* _WHAT YOU HAVE TO DO_: Leave out the images and return all the data word for word.

━━ RECORDS ━━

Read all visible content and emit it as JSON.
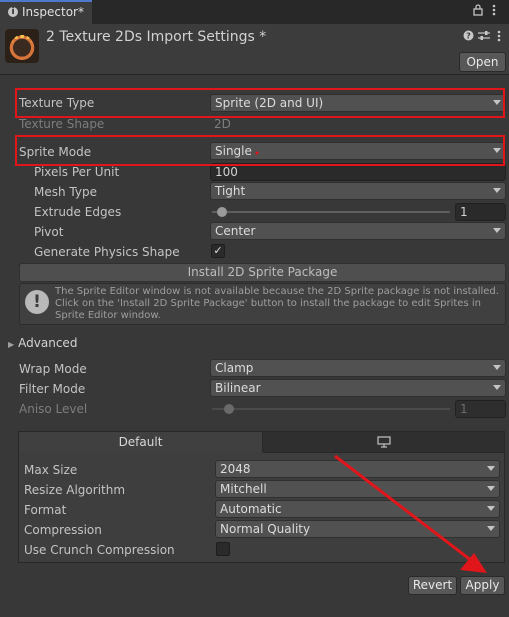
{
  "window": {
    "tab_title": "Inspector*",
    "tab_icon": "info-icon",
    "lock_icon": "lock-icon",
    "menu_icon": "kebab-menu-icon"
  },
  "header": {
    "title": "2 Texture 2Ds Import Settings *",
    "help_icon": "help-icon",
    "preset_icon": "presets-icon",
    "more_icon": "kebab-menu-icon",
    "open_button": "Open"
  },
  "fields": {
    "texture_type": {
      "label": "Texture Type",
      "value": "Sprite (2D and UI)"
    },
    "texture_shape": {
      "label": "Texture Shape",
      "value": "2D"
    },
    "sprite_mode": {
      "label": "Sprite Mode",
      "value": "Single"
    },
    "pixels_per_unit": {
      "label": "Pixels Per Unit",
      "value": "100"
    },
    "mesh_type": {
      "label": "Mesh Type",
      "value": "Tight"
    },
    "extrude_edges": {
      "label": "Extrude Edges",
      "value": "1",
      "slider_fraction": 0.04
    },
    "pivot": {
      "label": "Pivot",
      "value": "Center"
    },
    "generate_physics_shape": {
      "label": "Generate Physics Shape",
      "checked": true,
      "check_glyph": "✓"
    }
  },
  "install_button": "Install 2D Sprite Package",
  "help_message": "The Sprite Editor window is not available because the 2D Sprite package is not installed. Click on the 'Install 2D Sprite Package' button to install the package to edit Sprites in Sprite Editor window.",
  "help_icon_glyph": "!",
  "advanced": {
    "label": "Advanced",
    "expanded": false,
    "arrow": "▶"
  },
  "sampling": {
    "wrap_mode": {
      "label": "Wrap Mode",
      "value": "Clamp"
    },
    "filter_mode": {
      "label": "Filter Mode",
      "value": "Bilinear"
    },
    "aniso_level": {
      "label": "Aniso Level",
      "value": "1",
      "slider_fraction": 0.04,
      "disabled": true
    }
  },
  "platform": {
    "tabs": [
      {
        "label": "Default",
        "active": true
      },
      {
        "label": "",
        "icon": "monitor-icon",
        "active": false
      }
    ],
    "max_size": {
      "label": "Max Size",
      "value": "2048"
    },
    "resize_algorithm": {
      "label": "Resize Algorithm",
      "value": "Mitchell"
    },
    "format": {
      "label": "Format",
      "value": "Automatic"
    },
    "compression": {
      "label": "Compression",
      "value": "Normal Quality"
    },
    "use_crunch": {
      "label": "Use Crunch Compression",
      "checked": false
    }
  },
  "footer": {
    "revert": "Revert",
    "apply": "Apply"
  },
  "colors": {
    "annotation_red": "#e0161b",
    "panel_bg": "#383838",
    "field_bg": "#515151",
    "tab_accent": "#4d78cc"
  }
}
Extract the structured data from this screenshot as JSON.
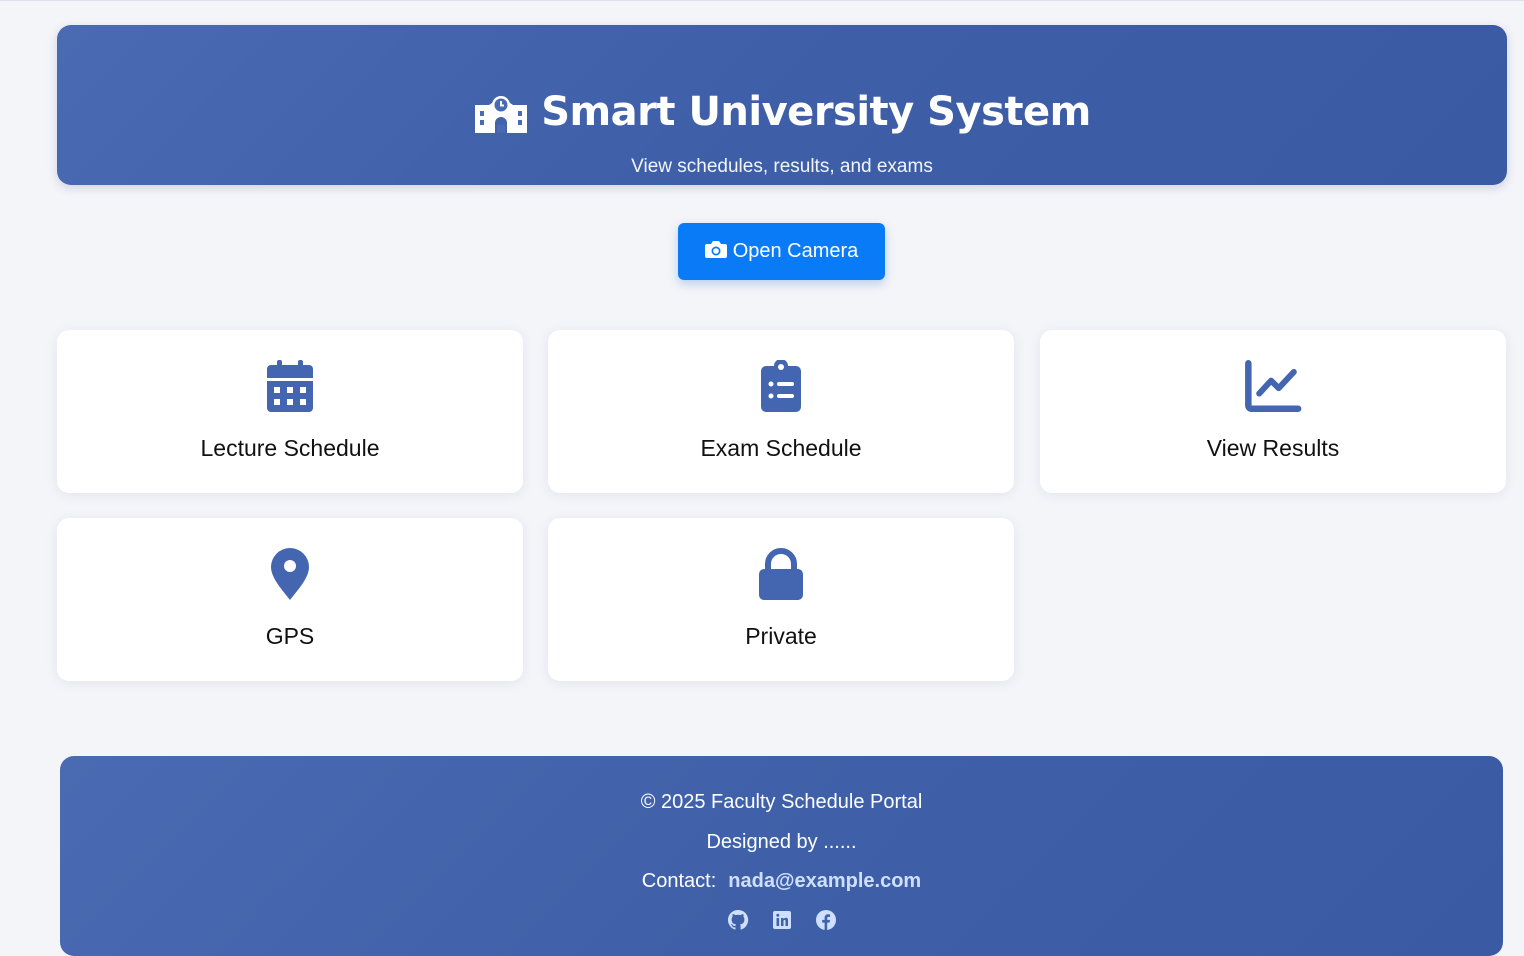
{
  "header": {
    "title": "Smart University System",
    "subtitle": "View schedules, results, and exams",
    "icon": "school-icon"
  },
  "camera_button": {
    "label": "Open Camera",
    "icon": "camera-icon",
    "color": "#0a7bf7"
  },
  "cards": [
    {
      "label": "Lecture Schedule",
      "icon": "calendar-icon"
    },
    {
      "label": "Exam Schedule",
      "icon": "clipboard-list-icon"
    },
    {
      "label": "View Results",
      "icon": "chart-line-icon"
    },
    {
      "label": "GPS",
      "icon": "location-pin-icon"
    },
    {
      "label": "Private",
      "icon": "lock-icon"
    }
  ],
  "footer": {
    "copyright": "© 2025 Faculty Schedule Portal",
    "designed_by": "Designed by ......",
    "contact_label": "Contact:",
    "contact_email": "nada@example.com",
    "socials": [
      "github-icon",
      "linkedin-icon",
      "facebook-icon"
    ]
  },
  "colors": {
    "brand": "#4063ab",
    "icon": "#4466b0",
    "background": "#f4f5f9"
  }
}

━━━

* _RESULT OF THE EXERCISE_:
Read all visible content and emit it as JSON.
{
  "window": {
    "tab_title": "Inspector*",
    "tab_icon": "info-icon",
    "lock_icon": "lock-icon",
    "menu_icon": "kebab-menu-icon"
  },
  "header": {
    "title": "2 Texture 2Ds Import Settings *",
    "help_icon": "help-icon",
    "preset_icon": "presets-icon",
    "more_icon": "kebab-menu-icon",
    "open_button": "Open"
  },
  "fields": {
    "texture_type": {
      "label": "Texture Type",
      "value": "Sprite (2D and UI)"
    },
    "texture_shape": {
      "label": "Texture Shape",
      "value": "2D"
    },
    "sprite_mode": {
      "label": "Sprite Mode",
      "value": "Single"
    },
    "pixels_per_unit": {
      "label": "Pixels Per Unit",
      "value": "100"
    },
    "mesh_type": {
      "label": "Mesh Type",
      "value": "Tight"
    },
    "extrude_edges": {
      "label": "Extrude Edges",
      "value": "1",
      "slider_fraction": 0.04
    },
    "pivot": {
      "label": "Pivot",
      "value": "Center"
    },
    "generate_physics_shape": {
      "label": "Generate Physics Shape",
      "checked": true,
      "check_glyph": "✓"
    }
  },
  "install_button": "Install 2D Sprite Package",
  "help_message": "The Sprite Editor window is not available because the 2D Sprite package is not installed. Click on the 'Install 2D Sprite Package' button to install the package to edit Sprites in Sprite Editor window.",
  "help_icon_glyph": "!",
  "advanced": {
    "label": "Advanced",
    "expanded": false,
    "arrow": "▶"
  },
  "sampling": {
    "wrap_mode": {
      "label": "Wrap Mode",
      "value": "Clamp"
    },
    "filter_mode": {
      "label": "Filter Mode",
      "value": "Bilinear"
    },
    "aniso_level": {
      "label": "Aniso Level",
      "value": "1",
      "slider_fraction": 0.04,
      "disabled": true
    }
  },
  "platform": {
    "tabs": [
      {
        "label": "Default",
        "active": true
      },
      {
        "label": "",
        "icon": "monitor-icon",
        "active": false
      }
    ],
    "max_size": {
      "label": "Max Size",
      "value": "2048"
    },
    "resize_algorithm": {
      "label": "Resize Algorithm",
      "value": "Mitchell"
    },
    "format": {
      "label": "Format",
      "value": "Automatic"
    },
    "compression": {
      "label": "Compression",
      "value": "Normal Quality"
    },
    "use_crunch": {
      "label": "Use Crunch Compression",
      "checked": false
    }
  },
  "footer": {
    "revert": "Revert",
    "apply": "Apply"
  },
  "colors": {
    "annotation_red": "#e0161b",
    "panel_bg": "#383838",
    "field_bg": "#515151",
    "tab_accent": "#4d78cc"
  }
}
Extract the structured data from this screenshot as JSON.
{
  "header": {
    "title": "Smart University System",
    "subtitle": "View schedules, results, and exams",
    "icon": "school-icon"
  },
  "camera_button": {
    "label": "Open Camera",
    "icon": "camera-icon",
    "color": "#0a7bf7"
  },
  "cards": [
    {
      "label": "Lecture Schedule",
      "icon": "calendar-icon"
    },
    {
      "label": "Exam Schedule",
      "icon": "clipboard-list-icon"
    },
    {
      "label": "View Results",
      "icon": "chart-line-icon"
    },
    {
      "label": "GPS",
      "icon": "location-pin-icon"
    },
    {
      "label": "Private",
      "icon": "lock-icon"
    }
  ],
  "footer": {
    "copyright": "© 2025 Faculty Schedule Portal",
    "designed_by": "Designed by ......",
    "contact_label": "Contact:",
    "contact_email": "nada@example.com",
    "socials": [
      "github-icon",
      "linkedin-icon",
      "facebook-icon"
    ]
  },
  "colors": {
    "brand": "#4063ab",
    "icon": "#4466b0",
    "background": "#f4f5f9"
  }
}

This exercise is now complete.